Information given:
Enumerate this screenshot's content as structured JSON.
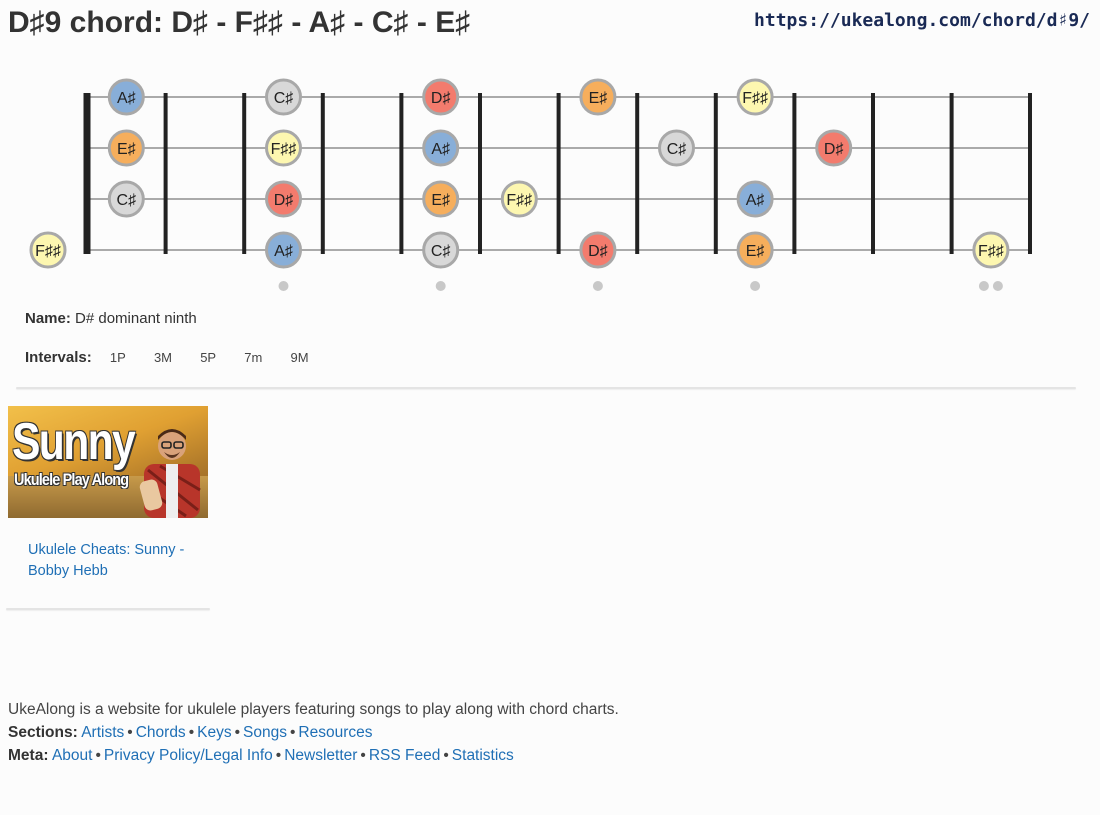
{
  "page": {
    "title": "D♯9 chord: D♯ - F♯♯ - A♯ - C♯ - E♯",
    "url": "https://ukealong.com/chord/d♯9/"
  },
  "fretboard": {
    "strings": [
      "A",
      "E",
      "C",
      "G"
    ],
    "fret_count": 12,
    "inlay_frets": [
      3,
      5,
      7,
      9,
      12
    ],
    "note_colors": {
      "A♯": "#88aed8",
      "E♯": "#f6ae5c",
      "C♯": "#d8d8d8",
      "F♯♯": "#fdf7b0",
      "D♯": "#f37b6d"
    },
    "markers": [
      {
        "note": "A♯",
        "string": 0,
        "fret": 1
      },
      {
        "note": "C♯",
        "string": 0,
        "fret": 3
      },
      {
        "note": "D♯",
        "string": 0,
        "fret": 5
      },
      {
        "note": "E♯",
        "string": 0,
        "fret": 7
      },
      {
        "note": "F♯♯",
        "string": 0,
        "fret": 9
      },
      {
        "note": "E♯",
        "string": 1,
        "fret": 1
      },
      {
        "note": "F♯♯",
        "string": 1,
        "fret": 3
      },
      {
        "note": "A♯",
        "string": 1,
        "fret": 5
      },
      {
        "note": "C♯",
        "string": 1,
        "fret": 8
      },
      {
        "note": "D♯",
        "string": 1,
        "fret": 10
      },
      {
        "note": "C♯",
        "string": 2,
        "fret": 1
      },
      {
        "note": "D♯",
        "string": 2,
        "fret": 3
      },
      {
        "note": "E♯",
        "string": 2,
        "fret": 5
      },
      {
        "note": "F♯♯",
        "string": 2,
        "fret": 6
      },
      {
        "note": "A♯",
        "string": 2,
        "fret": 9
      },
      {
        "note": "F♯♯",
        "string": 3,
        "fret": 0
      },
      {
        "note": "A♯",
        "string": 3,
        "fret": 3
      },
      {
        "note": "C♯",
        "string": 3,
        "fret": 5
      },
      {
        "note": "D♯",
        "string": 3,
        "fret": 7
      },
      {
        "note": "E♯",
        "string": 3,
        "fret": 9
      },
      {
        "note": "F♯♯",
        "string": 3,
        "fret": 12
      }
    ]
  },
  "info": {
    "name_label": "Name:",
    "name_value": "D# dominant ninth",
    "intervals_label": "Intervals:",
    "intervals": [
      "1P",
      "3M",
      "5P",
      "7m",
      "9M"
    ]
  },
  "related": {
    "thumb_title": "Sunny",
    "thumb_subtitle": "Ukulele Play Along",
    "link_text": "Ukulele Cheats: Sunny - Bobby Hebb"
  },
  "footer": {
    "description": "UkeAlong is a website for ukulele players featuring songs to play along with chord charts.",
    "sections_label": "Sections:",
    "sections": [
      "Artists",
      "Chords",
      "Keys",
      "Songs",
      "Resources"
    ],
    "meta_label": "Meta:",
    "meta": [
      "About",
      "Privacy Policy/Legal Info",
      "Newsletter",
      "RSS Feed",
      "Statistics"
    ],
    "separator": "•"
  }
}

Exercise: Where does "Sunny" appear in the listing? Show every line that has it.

Your solution:
    "thumb_title": "Sunny",
    "link_text": "Ukulele Cheats: Sunny - Bobby Hebb"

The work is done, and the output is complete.